-- SOURCE MATERIAL follows --

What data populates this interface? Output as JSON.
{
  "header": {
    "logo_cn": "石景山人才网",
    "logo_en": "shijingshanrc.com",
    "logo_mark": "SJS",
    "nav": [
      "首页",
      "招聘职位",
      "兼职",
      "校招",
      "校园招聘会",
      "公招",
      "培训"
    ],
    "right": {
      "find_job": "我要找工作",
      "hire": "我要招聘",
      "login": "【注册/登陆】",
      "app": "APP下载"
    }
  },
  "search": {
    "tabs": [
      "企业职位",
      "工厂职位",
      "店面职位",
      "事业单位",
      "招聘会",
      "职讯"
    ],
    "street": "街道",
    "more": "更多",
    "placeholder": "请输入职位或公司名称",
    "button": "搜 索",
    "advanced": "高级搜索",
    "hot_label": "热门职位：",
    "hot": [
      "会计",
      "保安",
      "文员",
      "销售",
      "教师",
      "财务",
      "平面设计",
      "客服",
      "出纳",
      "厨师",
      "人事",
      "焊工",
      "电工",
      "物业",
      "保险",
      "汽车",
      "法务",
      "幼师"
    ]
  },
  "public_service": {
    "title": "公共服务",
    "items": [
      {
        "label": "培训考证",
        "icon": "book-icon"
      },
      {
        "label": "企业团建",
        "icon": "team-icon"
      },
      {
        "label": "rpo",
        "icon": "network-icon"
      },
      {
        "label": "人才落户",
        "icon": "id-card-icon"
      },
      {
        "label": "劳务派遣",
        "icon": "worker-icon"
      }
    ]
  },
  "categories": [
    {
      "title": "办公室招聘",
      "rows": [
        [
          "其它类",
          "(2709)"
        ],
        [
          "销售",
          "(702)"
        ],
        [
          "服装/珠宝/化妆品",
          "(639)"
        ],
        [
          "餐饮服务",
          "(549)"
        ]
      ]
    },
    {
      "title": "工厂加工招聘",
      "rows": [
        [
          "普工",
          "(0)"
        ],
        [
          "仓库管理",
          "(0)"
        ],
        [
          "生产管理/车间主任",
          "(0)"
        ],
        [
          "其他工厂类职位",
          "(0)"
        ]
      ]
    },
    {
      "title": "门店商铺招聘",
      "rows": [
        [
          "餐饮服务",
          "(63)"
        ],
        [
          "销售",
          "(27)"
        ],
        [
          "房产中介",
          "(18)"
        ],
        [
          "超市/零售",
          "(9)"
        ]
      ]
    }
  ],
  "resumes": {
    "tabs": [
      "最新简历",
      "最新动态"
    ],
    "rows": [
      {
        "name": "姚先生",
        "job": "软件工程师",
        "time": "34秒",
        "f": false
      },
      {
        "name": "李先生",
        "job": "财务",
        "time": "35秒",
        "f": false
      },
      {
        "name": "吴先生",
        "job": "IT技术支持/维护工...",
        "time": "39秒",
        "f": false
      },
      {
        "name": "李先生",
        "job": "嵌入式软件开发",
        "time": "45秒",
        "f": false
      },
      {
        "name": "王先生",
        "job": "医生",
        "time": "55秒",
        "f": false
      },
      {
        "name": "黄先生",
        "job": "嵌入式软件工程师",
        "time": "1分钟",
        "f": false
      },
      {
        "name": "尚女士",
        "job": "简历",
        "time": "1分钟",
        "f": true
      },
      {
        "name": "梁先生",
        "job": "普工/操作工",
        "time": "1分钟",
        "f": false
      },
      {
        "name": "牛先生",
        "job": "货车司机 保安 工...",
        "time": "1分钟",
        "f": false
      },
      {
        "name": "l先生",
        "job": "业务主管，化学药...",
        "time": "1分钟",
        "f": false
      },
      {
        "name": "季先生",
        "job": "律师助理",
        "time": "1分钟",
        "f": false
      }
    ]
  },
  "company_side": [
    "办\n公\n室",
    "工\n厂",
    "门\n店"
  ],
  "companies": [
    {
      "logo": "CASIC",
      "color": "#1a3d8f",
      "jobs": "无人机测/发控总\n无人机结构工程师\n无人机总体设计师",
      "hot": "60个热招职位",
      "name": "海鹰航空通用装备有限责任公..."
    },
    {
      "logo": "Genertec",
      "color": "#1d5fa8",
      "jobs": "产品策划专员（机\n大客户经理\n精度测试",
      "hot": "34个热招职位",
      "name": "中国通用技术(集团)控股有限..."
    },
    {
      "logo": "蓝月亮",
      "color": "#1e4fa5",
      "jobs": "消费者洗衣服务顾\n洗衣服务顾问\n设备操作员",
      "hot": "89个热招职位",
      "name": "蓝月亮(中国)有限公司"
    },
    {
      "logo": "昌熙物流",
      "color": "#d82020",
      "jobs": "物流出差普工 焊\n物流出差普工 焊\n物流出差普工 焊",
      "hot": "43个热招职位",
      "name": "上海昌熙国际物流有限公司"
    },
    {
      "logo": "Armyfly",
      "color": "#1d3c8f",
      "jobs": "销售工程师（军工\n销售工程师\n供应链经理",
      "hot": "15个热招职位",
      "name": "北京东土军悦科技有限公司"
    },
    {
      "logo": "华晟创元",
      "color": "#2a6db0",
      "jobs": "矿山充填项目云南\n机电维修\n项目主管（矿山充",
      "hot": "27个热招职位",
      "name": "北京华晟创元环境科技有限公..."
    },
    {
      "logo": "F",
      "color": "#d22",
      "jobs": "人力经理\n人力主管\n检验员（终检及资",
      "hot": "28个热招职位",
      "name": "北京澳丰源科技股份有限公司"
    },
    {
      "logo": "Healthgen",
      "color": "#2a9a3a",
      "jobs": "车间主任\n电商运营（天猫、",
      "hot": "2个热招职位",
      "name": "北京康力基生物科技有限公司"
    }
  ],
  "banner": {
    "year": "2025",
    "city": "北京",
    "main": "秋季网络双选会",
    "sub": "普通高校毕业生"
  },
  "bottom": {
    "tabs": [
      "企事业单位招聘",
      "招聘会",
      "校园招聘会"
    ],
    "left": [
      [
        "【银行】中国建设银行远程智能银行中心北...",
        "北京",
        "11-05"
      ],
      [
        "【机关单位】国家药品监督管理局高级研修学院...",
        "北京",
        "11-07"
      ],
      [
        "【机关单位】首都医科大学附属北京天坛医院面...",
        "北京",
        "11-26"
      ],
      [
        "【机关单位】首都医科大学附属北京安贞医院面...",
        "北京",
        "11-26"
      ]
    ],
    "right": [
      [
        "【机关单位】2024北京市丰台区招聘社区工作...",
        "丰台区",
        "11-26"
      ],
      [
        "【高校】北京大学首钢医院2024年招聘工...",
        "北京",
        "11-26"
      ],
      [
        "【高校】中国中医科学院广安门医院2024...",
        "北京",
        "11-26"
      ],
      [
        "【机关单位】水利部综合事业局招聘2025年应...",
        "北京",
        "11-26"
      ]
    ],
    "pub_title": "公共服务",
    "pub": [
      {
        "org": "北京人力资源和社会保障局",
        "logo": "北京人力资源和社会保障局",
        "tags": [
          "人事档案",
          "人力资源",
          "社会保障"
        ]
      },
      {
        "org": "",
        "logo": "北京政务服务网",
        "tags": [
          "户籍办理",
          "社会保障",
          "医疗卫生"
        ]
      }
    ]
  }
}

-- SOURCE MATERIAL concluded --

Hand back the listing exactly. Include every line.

What data populates this interface? Output as JSON.
{
  "header": {
    "logo_cn": "石景山人才网",
    "logo_en": "shijingshanrc.com",
    "logo_mark": "SJS",
    "nav": [
      "首页",
      "招聘职位",
      "兼职",
      "校招",
      "校园招聘会",
      "公招",
      "培训"
    ],
    "right": {
      "find_job": "我要找工作",
      "hire": "我要招聘",
      "login": "【注册/登陆】",
      "app": "APP下载"
    }
  },
  "search": {
    "tabs": [
      "企业职位",
      "工厂职位",
      "店面职位",
      "事业单位",
      "招聘会",
      "职讯"
    ],
    "street": "街道",
    "more": "更多",
    "placeholder": "请输入职位或公司名称",
    "button": "搜 索",
    "advanced": "高级搜索",
    "hot_label": "热门职位：",
    "hot": [
      "会计",
      "保安",
      "文员",
      "销售",
      "教师",
      "财务",
      "平面设计",
      "客服",
      "出纳",
      "厨师",
      "人事",
      "焊工",
      "电工",
      "物业",
      "保险",
      "汽车",
      "法务",
      "幼师"
    ]
  },
  "public_service": {
    "title": "公共服务",
    "items": [
      {
        "label": "培训考证",
        "icon": "book-icon"
      },
      {
        "label": "企业团建",
        "icon": "team-icon"
      },
      {
        "label": "rpo",
        "icon": "network-icon"
      },
      {
        "label": "人才落户",
        "icon": "id-card-icon"
      },
      {
        "label": "劳务派遣",
        "icon": "worker-icon"
      }
    ]
  },
  "categories": [
    {
      "title": "办公室招聘",
      "rows": [
        [
          "其它类",
          "(2709)"
        ],
        [
          "销售",
          "(702)"
        ],
        [
          "服装/珠宝/化妆品",
          "(639)"
        ],
        [
          "餐饮服务",
          "(549)"
        ]
      ]
    },
    {
      "title": "工厂加工招聘",
      "rows": [
        [
          "普工",
          "(0)"
        ],
        [
          "仓库管理",
          "(0)"
        ],
        [
          "生产管理/车间主任",
          "(0)"
        ],
        [
          "其他工厂类职位",
          "(0)"
        ]
      ]
    },
    {
      "title": "门店商铺招聘",
      "rows": [
        [
          "餐饮服务",
          "(63)"
        ],
        [
          "销售",
          "(27)"
        ],
        [
          "房产中介",
          "(18)"
        ],
        [
          "超市/零售",
          "(9)"
        ]
      ]
    }
  ],
  "resumes": {
    "tabs": [
      "最新简历",
      "最新动态"
    ],
    "rows": [
      {
        "name": "姚先生",
        "job": "软件工程师",
        "time": "34秒",
        "f": false
      },
      {
        "name": "李先生",
        "job": "财务",
        "time": "35秒",
        "f": false
      },
      {
        "name": "吴先生",
        "job": "IT技术支持/维护工...",
        "time": "39秒",
        "f": false
      },
      {
        "name": "李先生",
        "job": "嵌入式软件开发",
        "time": "45秒",
        "f": false
      },
      {
        "name": "王先生",
        "job": "医生",
        "time": "55秒",
        "f": false
      },
      {
        "name": "黄先生",
        "job": "嵌入式软件工程师",
        "time": "1分钟",
        "f": false
      },
      {
        "name": "尚女士",
        "job": "简历",
        "time": "1分钟",
        "f": true
      },
      {
        "name": "梁先生",
        "job": "普工/操作工",
        "time": "1分钟",
        "f": false
      },
      {
        "name": "牛先生",
        "job": "货车司机 保安 工...",
        "time": "1分钟",
        "f": false
      },
      {
        "name": "l先生",
        "job": "业务主管，化学药...",
        "time": "1分钟",
        "f": false
      },
      {
        "name": "季先生",
        "job": "律师助理",
        "time": "1分钟",
        "f": false
      }
    ]
  },
  "company_side": [
    "办\n公\n室",
    "工\n厂",
    "门\n店"
  ],
  "companies": [
    {
      "logo": "CASIC",
      "color": "#1a3d8f",
      "jobs": "无人机测/发控总\n无人机结构工程师\n无人机总体设计师",
      "hot": "60个热招职位",
      "name": "海鹰航空通用装备有限责任公..."
    },
    {
      "logo": "Genertec",
      "color": "#1d5fa8",
      "jobs": "产品策划专员（机\n大客户经理\n精度测试",
      "hot": "34个热招职位",
      "name": "中国通用技术(集团)控股有限..."
    },
    {
      "logo": "蓝月亮",
      "color": "#1e4fa5",
      "jobs": "消费者洗衣服务顾\n洗衣服务顾问\n设备操作员",
      "hot": "89个热招职位",
      "name": "蓝月亮(中国)有限公司"
    },
    {
      "logo": "昌熙物流",
      "color": "#d82020",
      "jobs": "物流出差普工 焊\n物流出差普工 焊\n物流出差普工 焊",
      "hot": "43个热招职位",
      "name": "上海昌熙国际物流有限公司"
    },
    {
      "logo": "Armyfly",
      "color": "#1d3c8f",
      "jobs": "销售工程师（军工\n销售工程师\n供应链经理",
      "hot": "15个热招职位",
      "name": "北京东土军悦科技有限公司"
    },
    {
      "logo": "华晟创元",
      "color": "#2a6db0",
      "jobs": "矿山充填项目云南\n机电维修\n项目主管（矿山充",
      "hot": "27个热招职位",
      "name": "北京华晟创元环境科技有限公..."
    },
    {
      "logo": "F",
      "color": "#d22",
      "jobs": "人力经理\n人力主管\n检验员（终检及资",
      "hot": "28个热招职位",
      "name": "北京澳丰源科技股份有限公司"
    },
    {
      "logo": "Healthgen",
      "color": "#2a9a3a",
      "jobs": "车间主任\n电商运营（天猫、",
      "hot": "2个热招职位",
      "name": "北京康力基生物科技有限公司"
    }
  ],
  "banner": {
    "year": "2025",
    "city": "北京",
    "main": "秋季网络双选会",
    "sub": "普通高校毕业生"
  },
  "bottom": {
    "tabs": [
      "企事业单位招聘",
      "招聘会",
      "校园招聘会"
    ],
    "left": [
      [
        "【银行】中国建设银行远程智能银行中心北...",
        "北京",
        "11-05"
      ],
      [
        "【机关单位】国家药品监督管理局高级研修学院...",
        "北京",
        "11-07"
      ],
      [
        "【机关单位】首都医科大学附属北京天坛医院面...",
        "北京",
        "11-26"
      ],
      [
        "【机关单位】首都医科大学附属北京安贞医院面...",
        "北京",
        "11-26"
      ]
    ],
    "right": [
      [
        "【机关单位】2024北京市丰台区招聘社区工作...",
        "丰台区",
        "11-26"
      ],
      [
        "【高校】北京大学首钢医院2024年招聘工...",
        "北京",
        "11-26"
      ],
      [
        "【高校】中国中医科学院广安门医院2024...",
        "北京",
        "11-26"
      ],
      [
        "【机关单位】水利部综合事业局招聘2025年应...",
        "北京",
        "11-26"
      ]
    ],
    "pub_title": "公共服务",
    "pub": [
      {
        "org": "北京人力资源和社会保障局",
        "logo": "北京人力资源和社会保障局",
        "tags": [
          "人事档案",
          "人力资源",
          "社会保障"
        ]
      },
      {
        "org": "",
        "logo": "北京政务服务网",
        "tags": [
          "户籍办理",
          "社会保障",
          "医疗卫生"
        ]
      }
    ]
  }
}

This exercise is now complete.